One minor glitch today on the motorcycle following the lighthouse visit. It wouldn’t start. Wouldn’t even turn over. But I had plenty of power from the battery. I tried the alarm override PIN # I had set up to bypass the fob, and it started up. So it must be the fob, but I just replaced the battery about 2 months ago. I returned to my B&B a spare fob was stowed in my pack and it started the bike. But then the other fob appeared to be working as well once the second one reset the system. Will keep my eye on it. Fortunately I had some practice a few months ago starting the bike when I didn’t have a fob, so that came in handy, Brian.
I went to one of the docks where kayak tours were available but the cautious entrepreneur said it was much too windy to get out on the sea today. Maybe tomorrow. If no kayaking, I’ll probably take a zodiac boat tour of the icebergs. I want to get up close and personal and get some ice for tomorrow night’s glass of Jack
Another local museum on the other side of the island was more in the nature of a typical local museum with an eclectic collection, including a polar bear that was shot and killed in 2001 when it wandered through town. I actually learned about cod fishing, curing, salting, packing and shipping. That knowledge probably won’t come in too handy, though, since I’m retired and don’t plan to take up cod fishing. But, hey, you never know.
There are no grapes grown on the island, but there is a winery nevertheless where they use local berries to make fruit wines on the premises. I picked up a small bottle of Moose Juice which Marilyn and I will share on my return unless it breaks inside my luggage before then in which case I’ll probably just chew on my socks and shirts until the flavor’s gone.
Dinner theater tonight to end the day. It was fun but not over-the-top fun. Some singing and skits using local talent. Best part of the evening was table conversation with dinner partners, one of whom had been born in Newfoundland and spent 50 years sailing the seas on various vessels and could tell me more about cod fishing to fill in the gaps left by the museum. Cod tongues may be in my dining future.

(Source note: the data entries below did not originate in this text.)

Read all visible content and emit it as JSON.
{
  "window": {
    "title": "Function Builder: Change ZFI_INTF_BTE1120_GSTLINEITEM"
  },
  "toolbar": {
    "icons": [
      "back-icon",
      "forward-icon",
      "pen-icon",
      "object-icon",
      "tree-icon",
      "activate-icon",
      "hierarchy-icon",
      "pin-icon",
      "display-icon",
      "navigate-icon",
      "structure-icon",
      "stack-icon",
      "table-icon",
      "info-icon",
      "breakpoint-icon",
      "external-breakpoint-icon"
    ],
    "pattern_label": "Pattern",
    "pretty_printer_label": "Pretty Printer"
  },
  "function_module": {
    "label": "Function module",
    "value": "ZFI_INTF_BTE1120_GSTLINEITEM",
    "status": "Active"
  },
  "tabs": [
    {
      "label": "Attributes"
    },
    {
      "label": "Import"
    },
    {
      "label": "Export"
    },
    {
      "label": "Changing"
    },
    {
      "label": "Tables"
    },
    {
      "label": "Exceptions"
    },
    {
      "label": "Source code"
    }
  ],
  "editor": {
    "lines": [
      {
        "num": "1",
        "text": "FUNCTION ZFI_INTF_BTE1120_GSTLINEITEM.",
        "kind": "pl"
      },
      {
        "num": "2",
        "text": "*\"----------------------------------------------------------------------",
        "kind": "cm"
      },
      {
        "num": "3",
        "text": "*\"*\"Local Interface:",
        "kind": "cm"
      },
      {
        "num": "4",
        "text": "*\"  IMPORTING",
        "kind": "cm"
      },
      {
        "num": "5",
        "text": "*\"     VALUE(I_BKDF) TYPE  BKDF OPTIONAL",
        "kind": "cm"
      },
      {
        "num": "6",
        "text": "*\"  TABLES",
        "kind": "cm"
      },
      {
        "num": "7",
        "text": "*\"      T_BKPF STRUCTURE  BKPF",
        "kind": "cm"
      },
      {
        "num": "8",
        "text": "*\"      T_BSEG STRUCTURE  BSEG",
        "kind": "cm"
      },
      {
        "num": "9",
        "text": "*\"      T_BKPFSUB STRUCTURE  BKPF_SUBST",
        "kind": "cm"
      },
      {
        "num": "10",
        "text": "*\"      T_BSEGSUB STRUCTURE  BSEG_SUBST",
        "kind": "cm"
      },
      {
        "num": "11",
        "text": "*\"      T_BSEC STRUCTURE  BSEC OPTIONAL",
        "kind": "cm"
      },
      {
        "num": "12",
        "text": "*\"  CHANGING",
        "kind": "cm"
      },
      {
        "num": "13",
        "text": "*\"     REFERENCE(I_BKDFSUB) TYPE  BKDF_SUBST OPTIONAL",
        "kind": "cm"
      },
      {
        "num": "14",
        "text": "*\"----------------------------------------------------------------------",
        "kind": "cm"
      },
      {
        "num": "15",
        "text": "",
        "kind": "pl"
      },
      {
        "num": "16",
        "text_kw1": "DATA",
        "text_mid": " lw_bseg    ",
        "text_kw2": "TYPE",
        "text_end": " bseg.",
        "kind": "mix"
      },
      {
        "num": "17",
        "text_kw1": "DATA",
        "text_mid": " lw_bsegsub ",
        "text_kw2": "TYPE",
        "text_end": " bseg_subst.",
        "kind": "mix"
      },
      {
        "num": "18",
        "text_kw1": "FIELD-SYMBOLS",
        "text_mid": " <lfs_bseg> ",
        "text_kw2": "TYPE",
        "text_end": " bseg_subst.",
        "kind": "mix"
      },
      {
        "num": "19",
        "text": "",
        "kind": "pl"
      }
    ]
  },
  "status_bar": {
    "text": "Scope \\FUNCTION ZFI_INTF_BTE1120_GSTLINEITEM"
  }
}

I’m hopeful I’ll get on the water somehow tomorrow. Forecast is still calling for 70% chance of rain of Sunday which will have an impact on any riding plans I have.
Watch out for the polar bears and I’ll do the same.